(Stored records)
______

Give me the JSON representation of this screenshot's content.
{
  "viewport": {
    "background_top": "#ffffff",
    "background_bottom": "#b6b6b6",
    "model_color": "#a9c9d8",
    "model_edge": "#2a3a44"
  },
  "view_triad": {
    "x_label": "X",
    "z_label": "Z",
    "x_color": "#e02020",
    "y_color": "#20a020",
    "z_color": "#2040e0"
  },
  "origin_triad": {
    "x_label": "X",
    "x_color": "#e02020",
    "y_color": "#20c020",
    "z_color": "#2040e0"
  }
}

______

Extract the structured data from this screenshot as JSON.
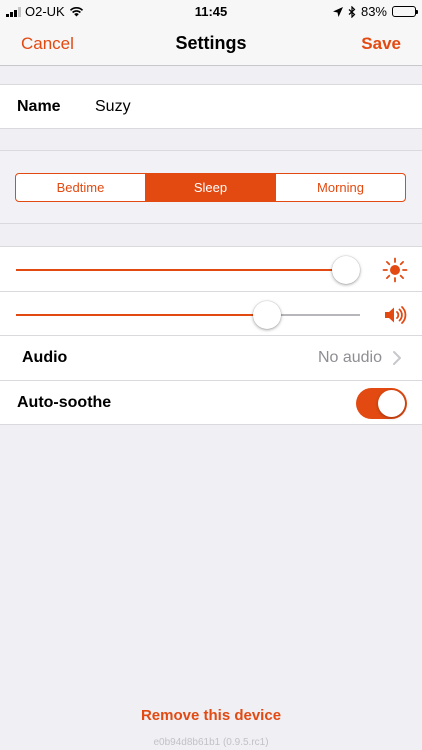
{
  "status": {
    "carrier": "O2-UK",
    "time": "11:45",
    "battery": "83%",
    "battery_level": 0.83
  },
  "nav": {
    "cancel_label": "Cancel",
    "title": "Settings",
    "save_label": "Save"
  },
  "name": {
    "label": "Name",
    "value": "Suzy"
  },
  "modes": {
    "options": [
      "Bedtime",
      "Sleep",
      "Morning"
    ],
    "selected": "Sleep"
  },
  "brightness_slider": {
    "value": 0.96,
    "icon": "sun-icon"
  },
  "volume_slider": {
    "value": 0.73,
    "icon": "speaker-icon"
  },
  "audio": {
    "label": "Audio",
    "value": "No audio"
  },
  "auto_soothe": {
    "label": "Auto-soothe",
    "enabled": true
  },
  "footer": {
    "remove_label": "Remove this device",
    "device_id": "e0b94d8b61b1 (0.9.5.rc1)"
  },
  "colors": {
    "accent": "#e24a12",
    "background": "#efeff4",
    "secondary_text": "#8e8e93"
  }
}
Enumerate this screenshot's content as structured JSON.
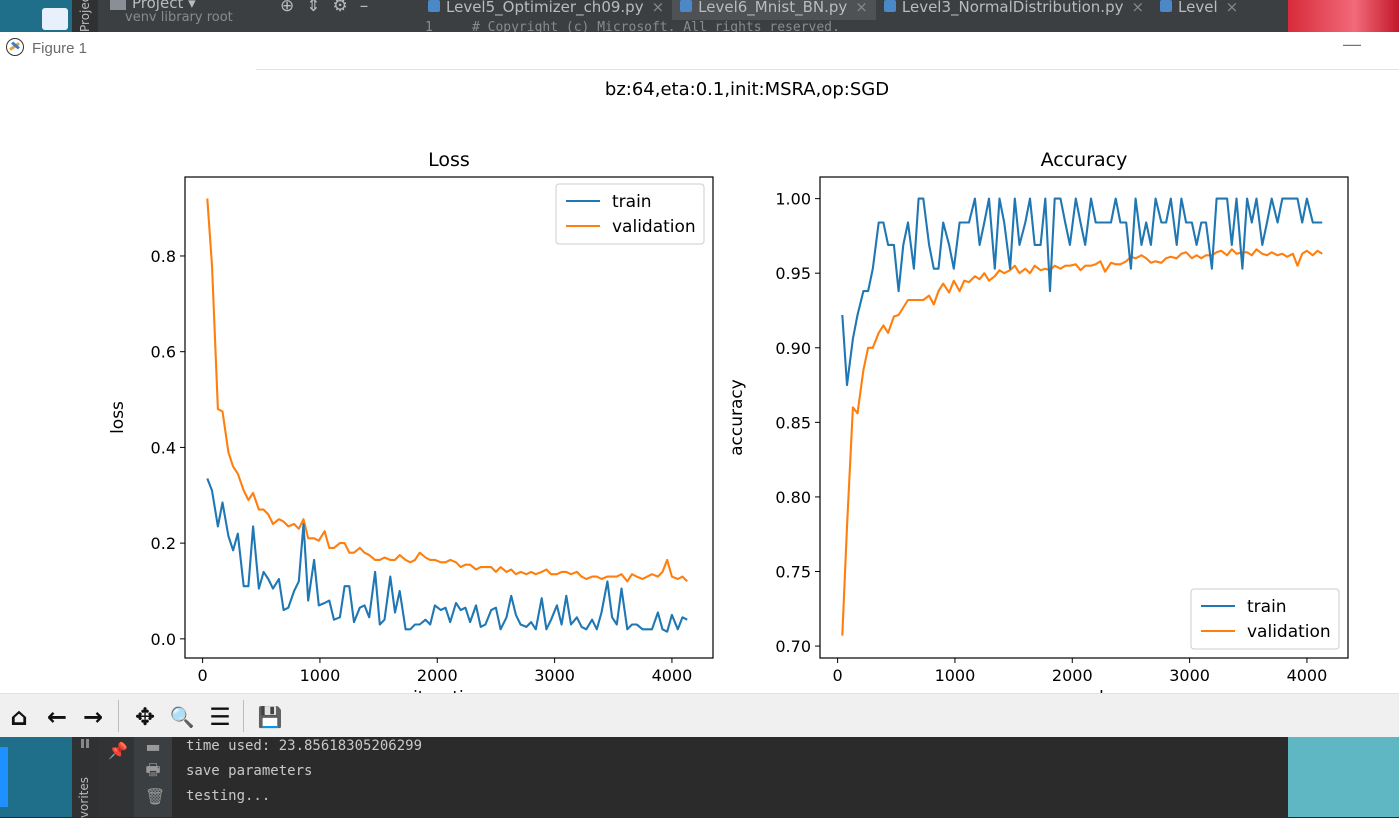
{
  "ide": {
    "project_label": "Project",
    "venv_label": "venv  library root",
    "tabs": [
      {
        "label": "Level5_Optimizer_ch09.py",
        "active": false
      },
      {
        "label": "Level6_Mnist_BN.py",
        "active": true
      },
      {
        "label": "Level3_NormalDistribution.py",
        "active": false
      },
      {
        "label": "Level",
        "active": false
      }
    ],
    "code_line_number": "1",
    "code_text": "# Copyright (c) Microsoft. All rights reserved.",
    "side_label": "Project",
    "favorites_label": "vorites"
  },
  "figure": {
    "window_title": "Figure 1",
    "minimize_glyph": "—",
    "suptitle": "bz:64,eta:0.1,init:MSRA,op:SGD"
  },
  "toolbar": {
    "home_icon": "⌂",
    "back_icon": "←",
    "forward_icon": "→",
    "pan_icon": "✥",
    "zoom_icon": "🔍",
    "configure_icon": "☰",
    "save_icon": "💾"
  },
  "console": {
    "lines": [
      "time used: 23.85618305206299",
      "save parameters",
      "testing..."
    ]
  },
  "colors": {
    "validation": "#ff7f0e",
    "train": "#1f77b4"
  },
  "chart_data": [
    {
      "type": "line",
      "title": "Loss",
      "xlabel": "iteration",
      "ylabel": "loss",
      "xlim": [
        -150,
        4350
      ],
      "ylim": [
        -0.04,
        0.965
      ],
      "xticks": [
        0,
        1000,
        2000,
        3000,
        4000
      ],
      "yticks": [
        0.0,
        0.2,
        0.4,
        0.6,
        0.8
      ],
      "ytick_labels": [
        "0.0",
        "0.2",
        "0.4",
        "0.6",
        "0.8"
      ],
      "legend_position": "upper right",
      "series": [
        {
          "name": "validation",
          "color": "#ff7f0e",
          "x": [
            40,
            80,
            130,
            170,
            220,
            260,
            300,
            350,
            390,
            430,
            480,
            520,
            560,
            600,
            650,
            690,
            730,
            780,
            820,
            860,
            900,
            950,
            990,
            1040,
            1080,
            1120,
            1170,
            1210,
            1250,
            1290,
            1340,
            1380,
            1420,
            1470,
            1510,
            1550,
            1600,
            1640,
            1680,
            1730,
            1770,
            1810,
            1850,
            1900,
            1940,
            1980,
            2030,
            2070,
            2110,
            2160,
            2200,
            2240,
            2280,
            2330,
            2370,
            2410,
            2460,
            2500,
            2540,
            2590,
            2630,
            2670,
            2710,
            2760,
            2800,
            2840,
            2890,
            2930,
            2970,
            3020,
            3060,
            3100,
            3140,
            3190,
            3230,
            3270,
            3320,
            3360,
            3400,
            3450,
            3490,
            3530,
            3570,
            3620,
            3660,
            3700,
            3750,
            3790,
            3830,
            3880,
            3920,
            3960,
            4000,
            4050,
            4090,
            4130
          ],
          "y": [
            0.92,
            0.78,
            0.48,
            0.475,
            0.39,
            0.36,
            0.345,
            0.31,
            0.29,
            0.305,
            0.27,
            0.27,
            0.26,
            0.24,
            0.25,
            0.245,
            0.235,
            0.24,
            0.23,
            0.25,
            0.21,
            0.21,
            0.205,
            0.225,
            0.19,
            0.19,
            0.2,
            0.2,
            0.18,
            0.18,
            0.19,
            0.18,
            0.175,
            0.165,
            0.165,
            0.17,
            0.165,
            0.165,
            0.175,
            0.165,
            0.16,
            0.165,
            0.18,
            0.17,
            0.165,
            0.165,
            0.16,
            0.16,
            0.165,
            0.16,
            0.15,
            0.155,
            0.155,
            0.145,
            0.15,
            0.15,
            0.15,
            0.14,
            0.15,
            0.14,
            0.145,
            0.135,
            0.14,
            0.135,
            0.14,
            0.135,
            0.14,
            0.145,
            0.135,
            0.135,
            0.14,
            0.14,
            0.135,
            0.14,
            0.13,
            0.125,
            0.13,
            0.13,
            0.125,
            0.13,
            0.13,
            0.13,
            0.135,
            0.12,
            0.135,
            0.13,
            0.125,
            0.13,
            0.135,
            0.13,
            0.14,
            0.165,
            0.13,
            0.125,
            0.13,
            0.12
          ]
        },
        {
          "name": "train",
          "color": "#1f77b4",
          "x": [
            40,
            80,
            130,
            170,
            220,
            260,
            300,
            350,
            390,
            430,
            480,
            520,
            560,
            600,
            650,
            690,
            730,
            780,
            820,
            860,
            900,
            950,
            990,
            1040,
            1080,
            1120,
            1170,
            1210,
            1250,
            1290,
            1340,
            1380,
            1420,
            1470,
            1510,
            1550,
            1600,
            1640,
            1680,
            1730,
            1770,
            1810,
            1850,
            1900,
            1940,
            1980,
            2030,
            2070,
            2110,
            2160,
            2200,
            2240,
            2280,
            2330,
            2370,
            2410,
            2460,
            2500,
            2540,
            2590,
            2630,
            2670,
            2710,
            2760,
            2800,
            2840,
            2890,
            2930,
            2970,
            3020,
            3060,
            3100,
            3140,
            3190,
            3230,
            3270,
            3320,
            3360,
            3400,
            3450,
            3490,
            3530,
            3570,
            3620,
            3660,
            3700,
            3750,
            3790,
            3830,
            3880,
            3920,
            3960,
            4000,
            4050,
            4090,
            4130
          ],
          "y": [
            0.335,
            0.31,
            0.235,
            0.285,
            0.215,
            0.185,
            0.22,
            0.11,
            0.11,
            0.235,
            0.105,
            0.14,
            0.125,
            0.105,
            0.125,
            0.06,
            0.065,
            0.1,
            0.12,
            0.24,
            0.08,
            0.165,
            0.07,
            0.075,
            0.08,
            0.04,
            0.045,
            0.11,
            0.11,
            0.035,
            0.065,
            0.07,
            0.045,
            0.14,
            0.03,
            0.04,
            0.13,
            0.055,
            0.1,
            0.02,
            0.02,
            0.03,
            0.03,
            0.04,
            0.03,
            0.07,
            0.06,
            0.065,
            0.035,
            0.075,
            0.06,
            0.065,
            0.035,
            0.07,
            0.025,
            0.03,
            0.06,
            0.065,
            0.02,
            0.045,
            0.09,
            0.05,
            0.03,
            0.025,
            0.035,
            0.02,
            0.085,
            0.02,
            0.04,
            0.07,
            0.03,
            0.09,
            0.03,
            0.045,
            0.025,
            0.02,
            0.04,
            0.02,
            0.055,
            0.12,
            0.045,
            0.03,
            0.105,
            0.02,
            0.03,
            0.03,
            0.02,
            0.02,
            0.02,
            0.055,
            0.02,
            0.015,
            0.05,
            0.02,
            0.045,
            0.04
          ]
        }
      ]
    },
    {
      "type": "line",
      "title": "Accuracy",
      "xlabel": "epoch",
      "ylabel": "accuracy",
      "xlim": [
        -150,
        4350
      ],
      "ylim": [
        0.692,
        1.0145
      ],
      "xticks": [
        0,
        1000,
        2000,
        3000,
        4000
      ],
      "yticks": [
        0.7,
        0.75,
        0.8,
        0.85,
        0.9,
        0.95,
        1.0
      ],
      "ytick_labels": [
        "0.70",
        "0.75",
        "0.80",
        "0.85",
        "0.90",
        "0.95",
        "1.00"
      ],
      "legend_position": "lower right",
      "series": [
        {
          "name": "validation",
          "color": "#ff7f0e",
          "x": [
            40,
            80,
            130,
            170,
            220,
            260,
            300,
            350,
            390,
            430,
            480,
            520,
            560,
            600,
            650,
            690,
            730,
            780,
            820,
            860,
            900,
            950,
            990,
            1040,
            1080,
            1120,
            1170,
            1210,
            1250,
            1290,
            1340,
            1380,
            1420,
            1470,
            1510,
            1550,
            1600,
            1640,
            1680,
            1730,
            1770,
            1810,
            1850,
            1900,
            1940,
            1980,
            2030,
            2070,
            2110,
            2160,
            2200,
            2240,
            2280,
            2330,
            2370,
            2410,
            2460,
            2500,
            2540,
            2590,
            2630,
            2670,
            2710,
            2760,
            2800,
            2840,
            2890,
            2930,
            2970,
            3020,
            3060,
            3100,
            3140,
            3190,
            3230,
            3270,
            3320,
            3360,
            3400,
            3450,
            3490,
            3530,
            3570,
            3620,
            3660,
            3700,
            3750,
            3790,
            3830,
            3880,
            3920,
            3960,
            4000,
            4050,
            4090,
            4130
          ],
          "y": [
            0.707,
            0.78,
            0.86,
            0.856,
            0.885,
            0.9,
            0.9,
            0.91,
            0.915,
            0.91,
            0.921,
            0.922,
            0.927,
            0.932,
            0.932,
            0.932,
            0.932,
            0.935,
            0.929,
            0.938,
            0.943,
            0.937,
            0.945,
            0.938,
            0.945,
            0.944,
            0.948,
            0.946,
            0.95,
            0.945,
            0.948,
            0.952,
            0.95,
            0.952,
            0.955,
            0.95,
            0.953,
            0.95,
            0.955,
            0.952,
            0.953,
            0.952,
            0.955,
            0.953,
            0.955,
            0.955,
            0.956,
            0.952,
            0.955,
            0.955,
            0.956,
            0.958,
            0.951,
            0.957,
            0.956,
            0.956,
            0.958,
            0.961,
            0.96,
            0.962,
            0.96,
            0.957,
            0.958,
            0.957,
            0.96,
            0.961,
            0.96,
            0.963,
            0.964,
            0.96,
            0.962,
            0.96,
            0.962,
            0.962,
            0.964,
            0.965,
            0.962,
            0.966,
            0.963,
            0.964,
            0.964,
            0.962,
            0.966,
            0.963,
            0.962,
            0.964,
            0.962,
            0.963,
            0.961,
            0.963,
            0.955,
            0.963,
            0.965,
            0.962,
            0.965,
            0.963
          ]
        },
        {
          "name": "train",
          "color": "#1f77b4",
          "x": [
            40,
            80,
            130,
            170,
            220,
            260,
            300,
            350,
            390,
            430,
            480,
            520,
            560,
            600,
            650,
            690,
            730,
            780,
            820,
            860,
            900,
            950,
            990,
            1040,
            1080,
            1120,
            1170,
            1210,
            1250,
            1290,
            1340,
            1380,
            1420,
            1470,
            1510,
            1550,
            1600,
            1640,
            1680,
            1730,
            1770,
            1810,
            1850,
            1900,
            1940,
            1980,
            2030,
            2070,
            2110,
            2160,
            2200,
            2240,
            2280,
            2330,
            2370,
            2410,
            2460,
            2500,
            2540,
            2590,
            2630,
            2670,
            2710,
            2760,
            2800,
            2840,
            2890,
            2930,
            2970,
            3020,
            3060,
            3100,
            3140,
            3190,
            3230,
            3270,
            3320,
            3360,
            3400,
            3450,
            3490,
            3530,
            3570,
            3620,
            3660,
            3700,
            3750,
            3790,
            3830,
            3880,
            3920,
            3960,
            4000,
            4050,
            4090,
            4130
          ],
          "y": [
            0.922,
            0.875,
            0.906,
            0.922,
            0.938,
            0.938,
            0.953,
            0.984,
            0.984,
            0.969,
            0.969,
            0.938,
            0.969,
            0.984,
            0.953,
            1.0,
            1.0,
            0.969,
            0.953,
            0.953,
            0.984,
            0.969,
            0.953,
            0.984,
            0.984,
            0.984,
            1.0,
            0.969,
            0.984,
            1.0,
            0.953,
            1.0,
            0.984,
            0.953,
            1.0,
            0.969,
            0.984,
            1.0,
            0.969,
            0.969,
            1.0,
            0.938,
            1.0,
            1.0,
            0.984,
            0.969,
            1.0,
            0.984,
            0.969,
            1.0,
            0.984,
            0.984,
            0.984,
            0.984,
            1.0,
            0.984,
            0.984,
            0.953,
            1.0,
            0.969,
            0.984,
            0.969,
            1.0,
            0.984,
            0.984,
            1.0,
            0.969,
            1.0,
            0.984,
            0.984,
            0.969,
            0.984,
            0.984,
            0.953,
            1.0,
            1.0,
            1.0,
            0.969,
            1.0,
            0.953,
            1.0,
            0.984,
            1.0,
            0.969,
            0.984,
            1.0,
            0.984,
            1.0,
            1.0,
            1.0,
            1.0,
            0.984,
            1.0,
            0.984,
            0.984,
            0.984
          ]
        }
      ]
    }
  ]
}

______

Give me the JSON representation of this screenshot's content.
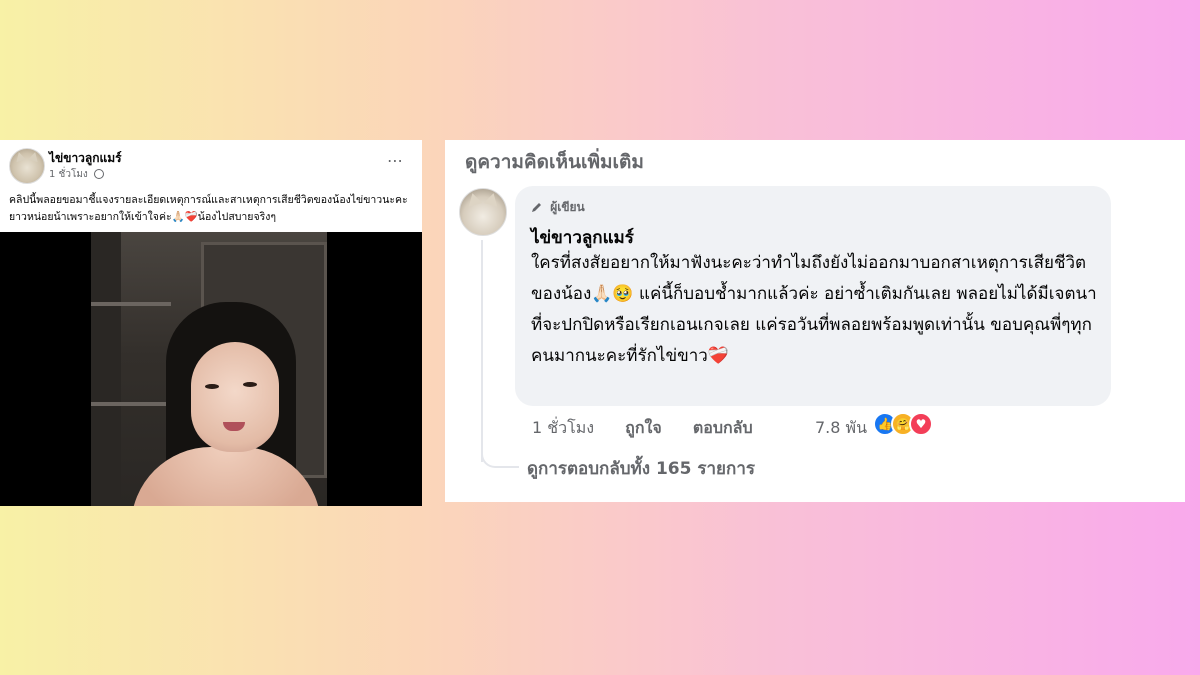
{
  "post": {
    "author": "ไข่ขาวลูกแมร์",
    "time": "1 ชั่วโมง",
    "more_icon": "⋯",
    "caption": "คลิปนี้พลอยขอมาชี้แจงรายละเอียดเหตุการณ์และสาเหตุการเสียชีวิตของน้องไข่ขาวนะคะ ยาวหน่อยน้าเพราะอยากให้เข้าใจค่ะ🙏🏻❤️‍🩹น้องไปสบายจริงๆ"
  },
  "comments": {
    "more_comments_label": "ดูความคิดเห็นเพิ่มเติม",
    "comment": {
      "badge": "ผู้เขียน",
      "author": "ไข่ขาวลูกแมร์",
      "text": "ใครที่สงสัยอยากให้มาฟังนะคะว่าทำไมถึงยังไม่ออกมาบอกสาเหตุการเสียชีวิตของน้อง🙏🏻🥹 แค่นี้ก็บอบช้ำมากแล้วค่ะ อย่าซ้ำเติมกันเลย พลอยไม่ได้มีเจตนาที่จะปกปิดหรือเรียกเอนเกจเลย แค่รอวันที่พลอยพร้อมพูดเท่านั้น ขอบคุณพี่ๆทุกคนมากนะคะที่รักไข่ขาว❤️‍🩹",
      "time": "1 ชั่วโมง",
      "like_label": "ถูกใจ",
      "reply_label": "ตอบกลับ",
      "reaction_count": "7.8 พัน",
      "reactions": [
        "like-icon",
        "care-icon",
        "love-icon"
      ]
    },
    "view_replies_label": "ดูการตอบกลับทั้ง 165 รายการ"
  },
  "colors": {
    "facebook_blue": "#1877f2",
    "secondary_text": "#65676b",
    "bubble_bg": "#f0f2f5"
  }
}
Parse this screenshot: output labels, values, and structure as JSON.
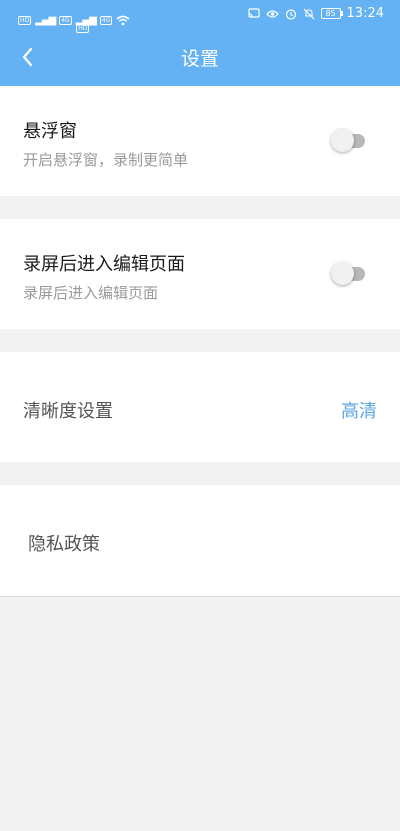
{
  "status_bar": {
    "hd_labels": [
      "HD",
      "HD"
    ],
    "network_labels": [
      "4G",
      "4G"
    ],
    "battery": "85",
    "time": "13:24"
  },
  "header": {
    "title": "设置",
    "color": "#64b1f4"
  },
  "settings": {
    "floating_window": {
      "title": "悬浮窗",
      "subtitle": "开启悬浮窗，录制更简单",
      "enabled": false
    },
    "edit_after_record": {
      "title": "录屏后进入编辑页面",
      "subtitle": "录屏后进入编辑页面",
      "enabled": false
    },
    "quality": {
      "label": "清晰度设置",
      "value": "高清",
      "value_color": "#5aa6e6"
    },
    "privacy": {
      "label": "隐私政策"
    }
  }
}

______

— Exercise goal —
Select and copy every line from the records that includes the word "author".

— Solution —
    "author": "ไข่ขาวลูกแมร์",
      "author": "ไข่ขาวลูกแมร์",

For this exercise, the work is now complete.